To be considered for this Doctoral award, you must complete an online web form (please be sure to indicate the correct programme) where you must submit some personal details and upload a statement outlining why one of the topics fits well with their academic skills and future goals, a full CV, transcripts, details of two referees and, if relevant, proof of your English language proficiency, by 16 July 2017. Instead of a research proposal, we would ask if you could upload an academic writing sample (max 5,000 words) in a subject related to the discipline.

In addition you must also ensure that your referees email their references to the Postgraduate Administrator at humanities-pgadmissions@exeter.ac.uk by 16 July 2017. Please note that we will not be contacting referees to request references, you must arrange for them to be submitted to us by the deadline.

References should be submitted by your referees to us directly in the form of a letter. Referees must email their references to us from their institutional email accounts. We cannot accept references from personal/private email accounts, unless it is a scanned document on institutional headed paper and signed by the referee.

Please note that if you have already submitted references to support your application to one of our MPhil/PhD programmes you may re-use these to support your funding application. However, this is not automatic and you must email us at humanities-pgadmissions@exeter.ac.uk to confirm that we have two references on file to support your application, and to request that they be used to support your funding application.

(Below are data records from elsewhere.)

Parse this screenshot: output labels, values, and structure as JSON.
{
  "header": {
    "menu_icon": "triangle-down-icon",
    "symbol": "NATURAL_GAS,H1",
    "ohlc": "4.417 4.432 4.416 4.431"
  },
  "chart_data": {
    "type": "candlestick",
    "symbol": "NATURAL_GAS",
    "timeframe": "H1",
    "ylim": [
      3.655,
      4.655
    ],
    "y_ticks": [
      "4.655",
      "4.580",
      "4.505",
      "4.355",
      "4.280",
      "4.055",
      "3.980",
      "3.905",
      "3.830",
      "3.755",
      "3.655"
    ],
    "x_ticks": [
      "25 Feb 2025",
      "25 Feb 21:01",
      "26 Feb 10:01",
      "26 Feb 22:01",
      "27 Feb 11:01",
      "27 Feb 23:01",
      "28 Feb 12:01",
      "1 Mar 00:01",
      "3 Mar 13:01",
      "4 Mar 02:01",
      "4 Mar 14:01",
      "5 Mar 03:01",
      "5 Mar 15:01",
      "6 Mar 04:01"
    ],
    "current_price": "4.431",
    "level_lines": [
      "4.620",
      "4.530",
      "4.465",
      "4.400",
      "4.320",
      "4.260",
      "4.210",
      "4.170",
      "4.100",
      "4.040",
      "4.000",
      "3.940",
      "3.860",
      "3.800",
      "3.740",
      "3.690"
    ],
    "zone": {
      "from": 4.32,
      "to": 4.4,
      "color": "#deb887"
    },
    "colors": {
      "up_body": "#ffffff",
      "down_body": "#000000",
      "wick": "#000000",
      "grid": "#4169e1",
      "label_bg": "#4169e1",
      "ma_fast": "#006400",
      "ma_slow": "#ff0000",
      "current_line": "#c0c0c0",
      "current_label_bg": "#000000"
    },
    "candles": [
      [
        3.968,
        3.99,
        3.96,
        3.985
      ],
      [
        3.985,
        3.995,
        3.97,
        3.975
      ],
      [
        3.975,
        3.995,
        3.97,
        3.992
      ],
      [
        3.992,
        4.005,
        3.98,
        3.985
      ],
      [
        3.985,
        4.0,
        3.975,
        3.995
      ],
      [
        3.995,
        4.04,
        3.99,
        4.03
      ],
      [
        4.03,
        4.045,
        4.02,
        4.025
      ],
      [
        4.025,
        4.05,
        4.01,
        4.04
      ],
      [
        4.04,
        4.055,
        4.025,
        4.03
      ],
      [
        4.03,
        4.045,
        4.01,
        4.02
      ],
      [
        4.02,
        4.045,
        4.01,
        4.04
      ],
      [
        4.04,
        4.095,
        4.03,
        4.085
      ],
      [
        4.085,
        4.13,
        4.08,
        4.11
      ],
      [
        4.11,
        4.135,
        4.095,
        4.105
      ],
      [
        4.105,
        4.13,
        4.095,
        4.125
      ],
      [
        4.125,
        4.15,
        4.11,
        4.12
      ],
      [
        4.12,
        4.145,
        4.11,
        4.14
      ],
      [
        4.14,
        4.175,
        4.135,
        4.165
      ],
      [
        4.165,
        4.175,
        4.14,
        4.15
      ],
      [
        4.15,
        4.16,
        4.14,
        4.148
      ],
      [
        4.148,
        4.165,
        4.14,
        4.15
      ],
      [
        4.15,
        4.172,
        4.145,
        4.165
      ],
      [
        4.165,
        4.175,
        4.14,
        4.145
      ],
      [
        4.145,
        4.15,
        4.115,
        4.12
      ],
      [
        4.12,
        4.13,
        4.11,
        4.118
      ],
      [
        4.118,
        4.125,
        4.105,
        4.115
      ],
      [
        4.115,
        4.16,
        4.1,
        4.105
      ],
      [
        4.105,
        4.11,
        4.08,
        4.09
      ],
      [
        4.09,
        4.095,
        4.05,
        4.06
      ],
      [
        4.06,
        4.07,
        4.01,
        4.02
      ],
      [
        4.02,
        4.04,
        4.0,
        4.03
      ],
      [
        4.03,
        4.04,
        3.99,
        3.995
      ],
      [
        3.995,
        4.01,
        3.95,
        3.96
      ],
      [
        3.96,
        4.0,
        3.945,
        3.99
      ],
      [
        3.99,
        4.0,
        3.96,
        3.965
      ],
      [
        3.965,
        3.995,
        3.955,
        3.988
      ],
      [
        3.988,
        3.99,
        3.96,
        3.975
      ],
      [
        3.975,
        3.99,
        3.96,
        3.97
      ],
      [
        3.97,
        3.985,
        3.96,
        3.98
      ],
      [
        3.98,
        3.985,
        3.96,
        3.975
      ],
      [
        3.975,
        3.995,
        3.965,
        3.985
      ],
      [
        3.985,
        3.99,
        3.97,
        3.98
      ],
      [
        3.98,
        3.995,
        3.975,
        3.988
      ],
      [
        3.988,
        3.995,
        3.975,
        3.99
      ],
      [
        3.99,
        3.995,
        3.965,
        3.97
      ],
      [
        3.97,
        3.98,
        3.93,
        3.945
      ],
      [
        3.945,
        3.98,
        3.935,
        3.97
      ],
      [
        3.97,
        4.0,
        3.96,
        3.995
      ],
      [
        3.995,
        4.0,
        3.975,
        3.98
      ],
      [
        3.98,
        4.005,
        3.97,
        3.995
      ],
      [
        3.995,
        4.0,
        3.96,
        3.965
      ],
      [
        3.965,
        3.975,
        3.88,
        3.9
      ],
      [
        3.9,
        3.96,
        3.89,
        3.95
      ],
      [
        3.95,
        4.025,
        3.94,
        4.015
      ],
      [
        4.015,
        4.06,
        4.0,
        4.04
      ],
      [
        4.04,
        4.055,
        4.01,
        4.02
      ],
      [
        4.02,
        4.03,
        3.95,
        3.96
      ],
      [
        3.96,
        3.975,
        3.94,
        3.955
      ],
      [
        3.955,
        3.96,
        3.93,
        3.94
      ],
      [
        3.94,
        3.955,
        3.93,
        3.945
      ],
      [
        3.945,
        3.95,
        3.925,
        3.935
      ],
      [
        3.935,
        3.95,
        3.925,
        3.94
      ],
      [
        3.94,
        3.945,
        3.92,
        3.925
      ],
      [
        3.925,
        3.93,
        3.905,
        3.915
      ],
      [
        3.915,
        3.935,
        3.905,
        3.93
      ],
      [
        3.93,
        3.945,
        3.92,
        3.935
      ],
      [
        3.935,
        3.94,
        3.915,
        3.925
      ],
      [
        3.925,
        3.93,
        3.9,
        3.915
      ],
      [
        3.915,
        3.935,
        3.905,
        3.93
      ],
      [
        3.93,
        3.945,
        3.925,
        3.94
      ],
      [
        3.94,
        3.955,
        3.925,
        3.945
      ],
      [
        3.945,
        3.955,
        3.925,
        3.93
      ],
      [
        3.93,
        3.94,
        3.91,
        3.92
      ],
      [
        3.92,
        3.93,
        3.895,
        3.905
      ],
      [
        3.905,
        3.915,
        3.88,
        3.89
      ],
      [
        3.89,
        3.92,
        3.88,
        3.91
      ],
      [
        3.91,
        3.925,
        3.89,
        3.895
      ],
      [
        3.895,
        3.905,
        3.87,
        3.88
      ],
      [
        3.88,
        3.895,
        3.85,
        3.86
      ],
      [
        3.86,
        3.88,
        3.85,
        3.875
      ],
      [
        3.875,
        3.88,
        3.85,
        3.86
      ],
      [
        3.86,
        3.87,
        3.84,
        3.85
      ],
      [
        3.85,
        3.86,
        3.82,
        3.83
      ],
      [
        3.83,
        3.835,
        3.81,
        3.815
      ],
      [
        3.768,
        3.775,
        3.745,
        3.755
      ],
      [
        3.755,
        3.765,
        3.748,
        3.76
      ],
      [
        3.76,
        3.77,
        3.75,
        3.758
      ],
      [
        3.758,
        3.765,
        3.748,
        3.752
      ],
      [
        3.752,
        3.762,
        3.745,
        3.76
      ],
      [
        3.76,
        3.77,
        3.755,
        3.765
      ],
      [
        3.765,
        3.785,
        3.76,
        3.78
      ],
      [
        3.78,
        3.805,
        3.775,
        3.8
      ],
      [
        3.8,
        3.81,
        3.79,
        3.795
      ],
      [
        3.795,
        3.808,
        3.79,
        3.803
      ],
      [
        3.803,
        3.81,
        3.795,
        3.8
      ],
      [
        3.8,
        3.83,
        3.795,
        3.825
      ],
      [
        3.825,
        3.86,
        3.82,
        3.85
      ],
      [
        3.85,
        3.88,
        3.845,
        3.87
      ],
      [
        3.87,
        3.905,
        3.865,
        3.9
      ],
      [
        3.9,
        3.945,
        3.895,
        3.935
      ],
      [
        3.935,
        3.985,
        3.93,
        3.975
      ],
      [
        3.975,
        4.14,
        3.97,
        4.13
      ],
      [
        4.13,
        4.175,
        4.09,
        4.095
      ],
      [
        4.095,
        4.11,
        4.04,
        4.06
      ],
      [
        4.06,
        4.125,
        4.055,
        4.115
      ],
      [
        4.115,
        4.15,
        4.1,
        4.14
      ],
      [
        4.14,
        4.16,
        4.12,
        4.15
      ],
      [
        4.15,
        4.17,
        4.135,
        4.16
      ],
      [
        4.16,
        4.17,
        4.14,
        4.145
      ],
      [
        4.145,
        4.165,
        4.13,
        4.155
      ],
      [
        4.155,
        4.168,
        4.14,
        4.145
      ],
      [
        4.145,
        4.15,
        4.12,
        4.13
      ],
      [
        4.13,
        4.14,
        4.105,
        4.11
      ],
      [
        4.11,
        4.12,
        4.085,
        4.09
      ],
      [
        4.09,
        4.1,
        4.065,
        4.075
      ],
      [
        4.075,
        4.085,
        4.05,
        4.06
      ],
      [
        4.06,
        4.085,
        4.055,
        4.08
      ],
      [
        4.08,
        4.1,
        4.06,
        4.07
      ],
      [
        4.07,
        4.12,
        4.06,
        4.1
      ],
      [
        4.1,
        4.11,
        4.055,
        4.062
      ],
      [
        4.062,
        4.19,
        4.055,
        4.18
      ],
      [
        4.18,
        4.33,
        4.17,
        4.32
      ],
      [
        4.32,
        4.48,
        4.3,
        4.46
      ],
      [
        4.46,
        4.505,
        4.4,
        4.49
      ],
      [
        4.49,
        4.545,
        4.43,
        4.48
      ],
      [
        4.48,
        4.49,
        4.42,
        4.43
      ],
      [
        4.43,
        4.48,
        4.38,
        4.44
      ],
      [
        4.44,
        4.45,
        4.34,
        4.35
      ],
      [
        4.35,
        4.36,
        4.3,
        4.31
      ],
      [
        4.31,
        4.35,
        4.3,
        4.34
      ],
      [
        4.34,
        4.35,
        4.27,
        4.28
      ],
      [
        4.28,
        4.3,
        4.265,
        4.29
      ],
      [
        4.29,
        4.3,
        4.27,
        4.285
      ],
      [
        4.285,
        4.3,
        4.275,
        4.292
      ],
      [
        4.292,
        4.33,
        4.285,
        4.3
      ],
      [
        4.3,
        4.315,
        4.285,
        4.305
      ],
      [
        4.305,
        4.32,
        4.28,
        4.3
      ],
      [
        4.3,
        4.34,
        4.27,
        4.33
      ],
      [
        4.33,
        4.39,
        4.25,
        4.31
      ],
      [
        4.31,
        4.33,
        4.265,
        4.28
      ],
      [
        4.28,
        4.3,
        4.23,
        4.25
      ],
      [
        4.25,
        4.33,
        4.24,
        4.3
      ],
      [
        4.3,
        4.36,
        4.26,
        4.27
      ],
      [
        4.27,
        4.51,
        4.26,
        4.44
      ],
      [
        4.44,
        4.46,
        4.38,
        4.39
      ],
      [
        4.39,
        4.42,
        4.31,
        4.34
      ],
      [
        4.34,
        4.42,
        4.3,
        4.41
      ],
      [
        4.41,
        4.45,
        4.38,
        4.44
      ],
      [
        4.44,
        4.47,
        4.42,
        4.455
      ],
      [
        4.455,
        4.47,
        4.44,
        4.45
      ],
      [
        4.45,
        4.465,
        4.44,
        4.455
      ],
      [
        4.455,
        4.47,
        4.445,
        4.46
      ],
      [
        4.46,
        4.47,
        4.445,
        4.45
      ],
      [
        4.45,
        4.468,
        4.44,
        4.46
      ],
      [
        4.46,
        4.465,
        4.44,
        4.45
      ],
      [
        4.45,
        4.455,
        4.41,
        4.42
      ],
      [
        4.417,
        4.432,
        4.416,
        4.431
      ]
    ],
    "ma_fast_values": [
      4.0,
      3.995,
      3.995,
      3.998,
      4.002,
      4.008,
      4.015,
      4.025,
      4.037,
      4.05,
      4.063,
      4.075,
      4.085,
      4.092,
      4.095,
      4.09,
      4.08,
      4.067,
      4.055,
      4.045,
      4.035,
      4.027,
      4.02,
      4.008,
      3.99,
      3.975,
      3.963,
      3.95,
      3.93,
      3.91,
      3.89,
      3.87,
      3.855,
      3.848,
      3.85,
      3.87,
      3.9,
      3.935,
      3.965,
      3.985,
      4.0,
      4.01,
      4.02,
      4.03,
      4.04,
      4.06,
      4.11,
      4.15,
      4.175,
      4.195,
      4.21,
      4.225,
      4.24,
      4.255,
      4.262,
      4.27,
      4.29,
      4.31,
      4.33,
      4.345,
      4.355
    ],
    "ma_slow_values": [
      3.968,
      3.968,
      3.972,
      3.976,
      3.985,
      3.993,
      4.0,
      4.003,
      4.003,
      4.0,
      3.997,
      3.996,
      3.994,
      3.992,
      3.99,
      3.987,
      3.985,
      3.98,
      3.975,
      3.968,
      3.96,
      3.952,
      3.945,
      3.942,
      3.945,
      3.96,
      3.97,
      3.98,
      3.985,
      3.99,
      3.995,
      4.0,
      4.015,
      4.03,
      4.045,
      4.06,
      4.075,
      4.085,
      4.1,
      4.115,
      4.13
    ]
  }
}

All application documents must be submitted in English. Certified translated copies of academic qualifications must also be provided.

Interviews are expected to take place in the week beginning the 24th of July.

More information
For more information contact:
Dr Matt Barber, Graduate School Administrator
Email: humanities-pgadmissions@exeter.ac.uk
College of Humanities Graduate School, University of Exeter
Queen's Building, The Queen's Drive
Exeter, Devon, EX4 4QH